27 March 2019

We’ve all experienced that nervous feeling when we have a presentation for an exciting potential new project or client meeting coming up. And we all know that preparing thoroughly for whatever challenge is ahead can help turn that nervousness into confidence.

But, what is the best, most effective way to prepare?

I subscribe to Scott H. Young’s newsletter – he writes about how to learn and think more effectively. A recent post concerned preparing for college exams – and I think the process he outlined can be adjusted to work for entrepreneurs and executives as well as students. It is his own system, but the ideas are drawn from cognitive science.

1. When, and How Much, Should You Prepare? Obviously, more is better than less. But how do you prepare most effectively? Science tells us that spreading out your preparation over time, rather than cramming it all into one sitting gets better results. Review each item on your agenda several times, over the week before your conference or presentation. This approach produces the best grasp of your information with the least effort. And who wouldn’t cheer for that combination?

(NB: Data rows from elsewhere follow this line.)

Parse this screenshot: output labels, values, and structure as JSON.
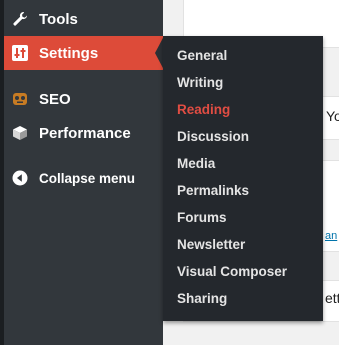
{
  "admin_menu": {
    "items": [
      {
        "label": "Tools",
        "icon": "wrench-icon"
      },
      {
        "label": "Settings",
        "icon": "sliders-icon",
        "active": true
      },
      {
        "label": "SEO",
        "icon": "seo-icon"
      },
      {
        "label": "Performance",
        "icon": "performance-icon"
      }
    ],
    "collapse_label": "Collapse menu"
  },
  "settings_submenu": {
    "items": [
      {
        "label": "General"
      },
      {
        "label": "Writing"
      },
      {
        "label": "Reading",
        "current": true
      },
      {
        "label": "Discussion"
      },
      {
        "label": "Media"
      },
      {
        "label": "Permalinks"
      },
      {
        "label": "Forums"
      },
      {
        "label": "Newsletter"
      },
      {
        "label": "Visual Composer"
      },
      {
        "label": "Sharing"
      }
    ]
  },
  "background": {
    "peek_text_1": "Yo",
    "peek_link": "an",
    "peek_text_2": "etti"
  },
  "colors": {
    "sidebar": "#32373c",
    "active": "#dd4b39",
    "submenu": "#24282d",
    "current_link": "#e14d43"
  }
}
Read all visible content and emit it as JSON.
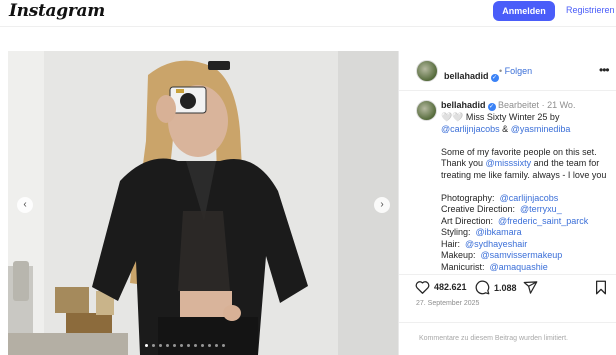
{
  "header": {
    "logo": "Instagram",
    "login_label": "Anmelden",
    "register_label": "Registrieren"
  },
  "post": {
    "username": "bellahadid",
    "follow_label": "Folgen",
    "follow_separator": "•",
    "caption": {
      "username": "bellahadid",
      "edited_label": "Bearbeitet",
      "age_separator": "·",
      "age": "21 Wo.",
      "line1_emoji": "🤍🤍",
      "line1_text": " Miss Sixty Winter 25 by",
      "mention_photographer": "@carlijnjacobs",
      "and": " & ",
      "mention_stylist2": "@yasminediba",
      "para2_a": "Some of my favorite people on this set. Thank you ",
      "mention_brand": "@misssixty",
      "para2_b": " and the team for treating me like family. always - I love you",
      "credits": [
        {
          "role": "Photography:",
          "handle": "@carlijnjacobs"
        },
        {
          "role": "Creative Direction:",
          "handle": "@terryxu_"
        },
        {
          "role": "Art Direction:",
          "handle": "@frederic_saint_parck"
        },
        {
          "role": "Styling:",
          "handle": "@ibkamara"
        },
        {
          "role": "Hair:",
          "handle": "@sydhayeshair"
        },
        {
          "role": "Makeup:",
          "handle": "@samvissermakeup"
        },
        {
          "role": "Manicurist:",
          "handle": "@amaquashie"
        }
      ]
    },
    "likes": "482.621",
    "comments": "1.088",
    "date": "27. September 2025",
    "comments_disabled": "Kommentare zu diesem Beitrag wurden limitiert.",
    "carousel": {
      "count": 12,
      "active_index": 0
    }
  },
  "colors": {
    "accent": "#4a5df9",
    "link": "#3b6fd8",
    "verified": "#3b82f6"
  }
}
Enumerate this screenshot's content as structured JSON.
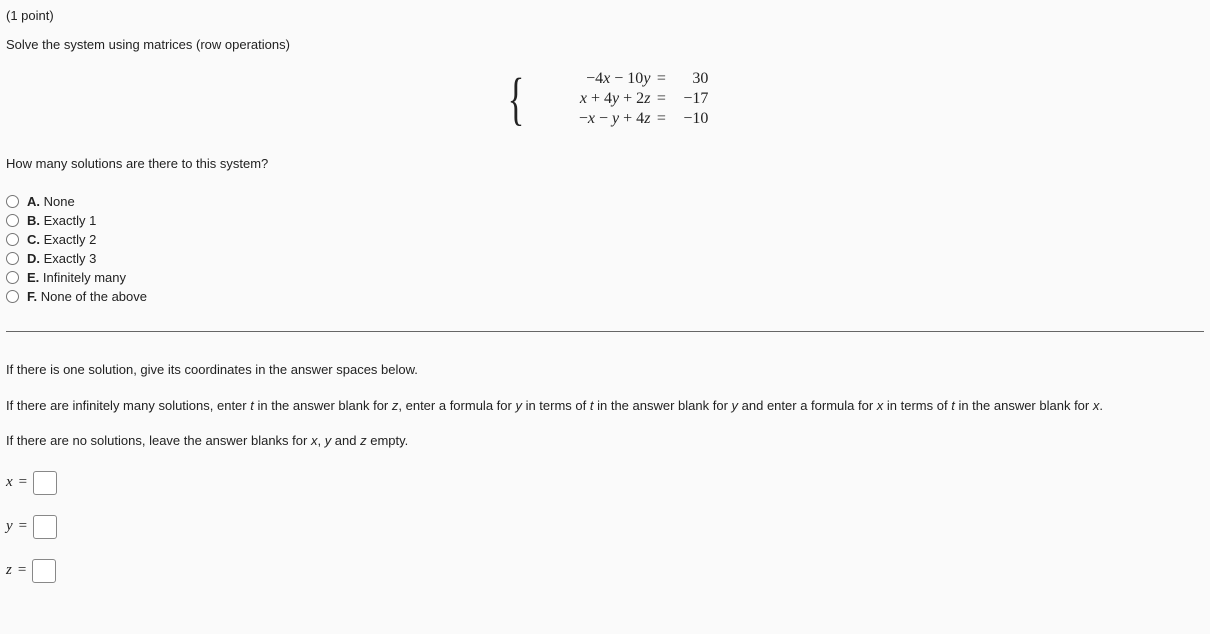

2. How Should You Prepare? Do not simply review your written notes over and over. Make the information yours. Teach it to yourself. Write it down again, from memory. Write down ways it could be used in other situations.

3. Ground Yourself in Core Concepts. Underlying any strategy, purpose, or plan are core ideas and concepts. The more deeply you understand these core concepts, the better you are at using them effectively, not to mention communicating them to others. Sit down with an understanding and patient friend or colleague, and explain these concepts to him or her. Without handy references to check.

4. Change Anxiety to Confidence. Rehearsing your presentation is a great way to build confidence while you practice. Make your presentation to a colleague, a team member, or a friend. That provides the closest simulation of what you are preparing for. Ask for feedback to help you work out any kinks. Time yourself – how long do you want the presentation to run? After rehearsing, write down any new insights into your ideas and concepts. Explain how these new insights fit into the original ideas and concepts as thoroughly as you can, without reference to source materials or your notes. Do this more than once, close to the day you will actually make your presentation. Let yourself get anxious early, and you’ll be far less so when it actually comes time to present.

What methods of preparation work best for you? Please click here to email me directly – I would love to know your strategies.